Ed Week Open House

The website for Education Week sent me this e-mail and I thought I would pass it on in case anyone wanted to check out their resources for free (they normally charge a fee). I think they have some really good reading there. Now that summer is over, edweek.org is having an Open House to kick off the new school year! You are invited to come in and take a look around. You'll find everything you need to be up to speed on K-12 news, policy changes, commentary, analysis and more.

The PayPAMS Scam

Is anyone else as bothered as I am by the new lunch payment system, PayPAMS? The first day of school packet included a slick full-color flyer for PayPAMS with a statement about a "nominal service fee" for using the service. On the lunch menu, it says: "Seattle School District is pleased to offer PayPams as a meal payment service for students and families. Parents/guardians now have the convenience of paying using the internet or by phone using either a credit card/debit card anytime day or night. A service fee of 5.6% per payment is charged to the parent/guardian account at the time of the transaction. Pre-pay for school meals 24-7. Learn more about this service by visiting www.PayPams.com." I don't consider 5.6% a "nominal" fee. In fact, if you buy lunch for a middle school child for every day of the school year, that would mean PAMS would make over $20 from that child ($2.00 per lunch, 180 days per year.) Multiply that by the over 45,000 students i

So Here's the (Possible) Cost for the Supreme Court Case

This article appeared in today's Times about the cost to the district for the Supreme Court case involving tiebreakers. The District's own costs were $434,000 and the law firm, Davis Wright Tremaine, wants $1.8M (kind of takes your breath away). From the article: "Justice Anthony Kennedy, who voted with the majority, said in a separate opinion supporting his decision that racial balance is a worthy goal for school districts and that districts can use other methods to achieve it. That opinion has both the district and the parent group, Parents Involved in Community Schools, declaring victory. It's one reason the district, which spent about $434,000 on its portion of the seven-year battle, doesn't believe it should have to pay the plaintiffs' fees.
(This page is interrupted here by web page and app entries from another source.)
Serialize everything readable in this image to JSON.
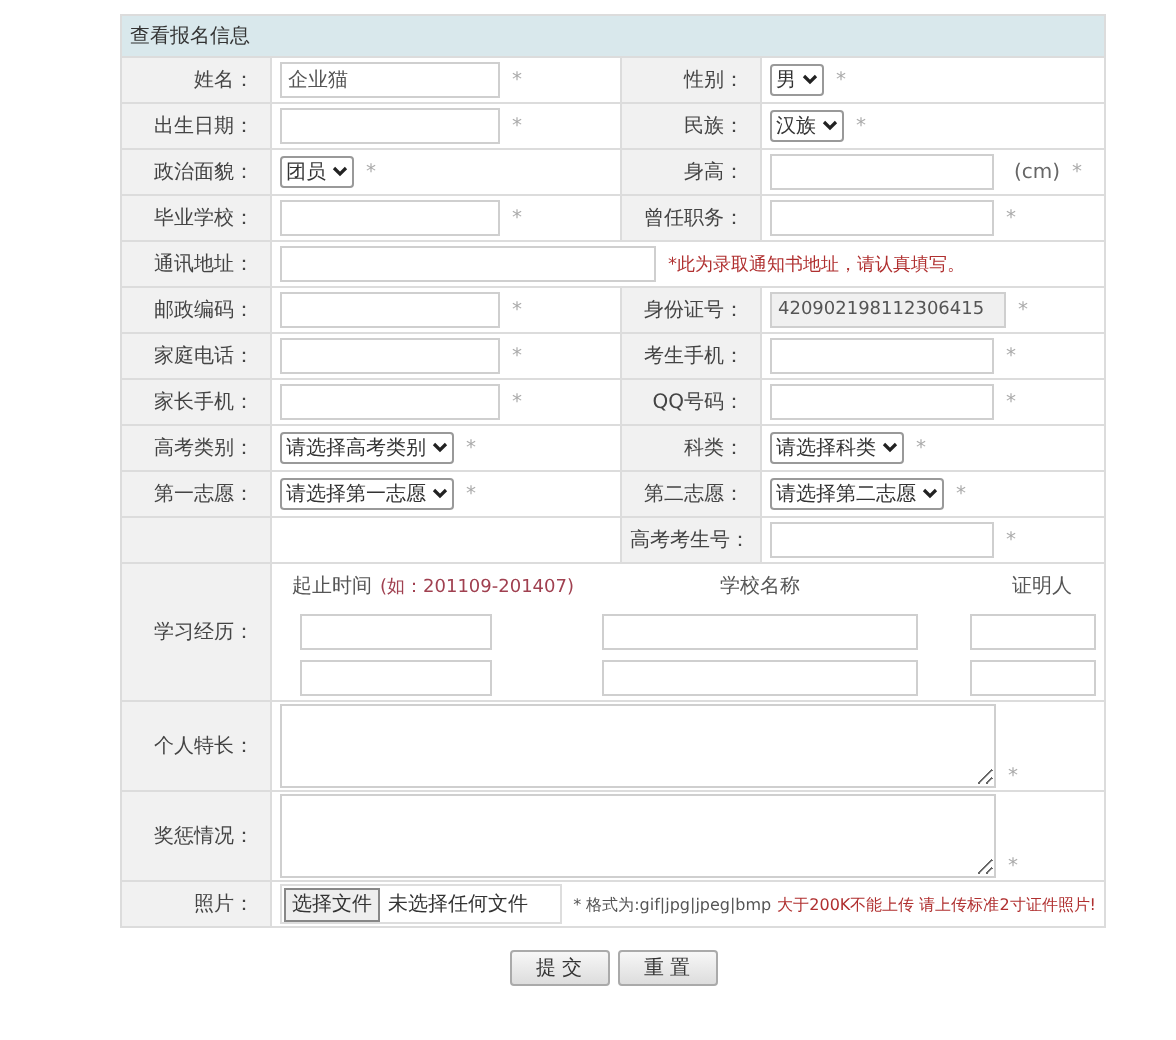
{
  "title": "查看报名信息",
  "rows": [
    {
      "fields": [
        {
          "label": "姓名：",
          "kind": "text",
          "value": "企业猫",
          "mark": "*"
        },
        {
          "label": "性别：",
          "kind": "select",
          "value": "男",
          "mark": "*"
        }
      ]
    },
    {
      "fields": [
        {
          "label": "出生日期：",
          "kind": "text",
          "mark": "*"
        },
        {
          "label": "民族：",
          "kind": "select",
          "value": "汉族",
          "mark": "*"
        }
      ]
    },
    {
      "fields": [
        {
          "label": "政治面貌：",
          "kind": "select",
          "value": "团员",
          "mark": "*"
        },
        {
          "label": "身高：",
          "kind": "text",
          "unit": "(cm)",
          "mark": "*"
        }
      ]
    },
    {
      "fields": [
        {
          "label": "毕业学校：",
          "kind": "text",
          "mark": "*"
        },
        {
          "label": "曾任职务：",
          "kind": "text",
          "mark": "*"
        }
      ]
    },
    {
      "fields": [
        {
          "label": "通讯地址：",
          "kind": "wide",
          "note": "*此为录取通知书地址，请认真填写。"
        }
      ]
    },
    {
      "fields": [
        {
          "label": "邮政编码：",
          "kind": "text",
          "mark": "*"
        },
        {
          "label": "身份证号：",
          "kind": "readonly",
          "value": "420902198112306415",
          "mark": "*"
        }
      ]
    },
    {
      "fields": [
        {
          "label": "家庭电话：",
          "kind": "text",
          "mark": "*"
        },
        {
          "label": "考生手机：",
          "kind": "text",
          "mark": "*"
        }
      ]
    },
    {
      "fields": [
        {
          "label": "家长手机：",
          "kind": "text",
          "mark": "*"
        },
        {
          "label": "QQ号码：",
          "kind": "text",
          "mark": "*"
        }
      ]
    },
    {
      "fields": [
        {
          "label": "高考类别：",
          "kind": "select",
          "value": "请选择高考类别",
          "mark": "*"
        },
        {
          "label": "科类：",
          "kind": "select",
          "value": "请选择科类",
          "mark": "*"
        }
      ]
    },
    {
      "fields": [
        {
          "label": "第一志愿：",
          "kind": "select",
          "value": "请选择第一志愿",
          "mark": "*"
        },
        {
          "label": "第二志愿：",
          "kind": "select",
          "value": "请选择第二志愿",
          "mark": "*"
        }
      ]
    },
    {
      "fields": [
        {
          "kind": "blank"
        },
        {
          "label": "高考考生号：",
          "kind": "text",
          "mark": "*"
        }
      ]
    }
  ],
  "education": {
    "label": "学习经历：",
    "headers": [
      "起止时间",
      "学校名称",
      "证明人"
    ],
    "hint": "(如：201109-201407)",
    "entries": [
      {
        "kind": "empty"
      },
      {
        "kind": "empty"
      }
    ]
  },
  "areas": [
    {
      "label": "个人特长：",
      "mark": "*"
    },
    {
      "label": "奖惩情况：",
      "mark": "*"
    }
  ],
  "photo": {
    "label": "照片：",
    "button": "选择文件",
    "value": "未选择任何文件",
    "note": "* 格式为:gif|jpg|jpeg|bmp",
    "warning": "大于200K不能上传 请上传标准2寸证件照片!"
  },
  "buttons": [
    "提 交",
    "重 置"
  ]
}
Technically, the parents group still has to get a U.S. district judge to declare them the "prevailing party," said Seattle Public Schools attorney Shannon McMinimee." Those paragraphs raise som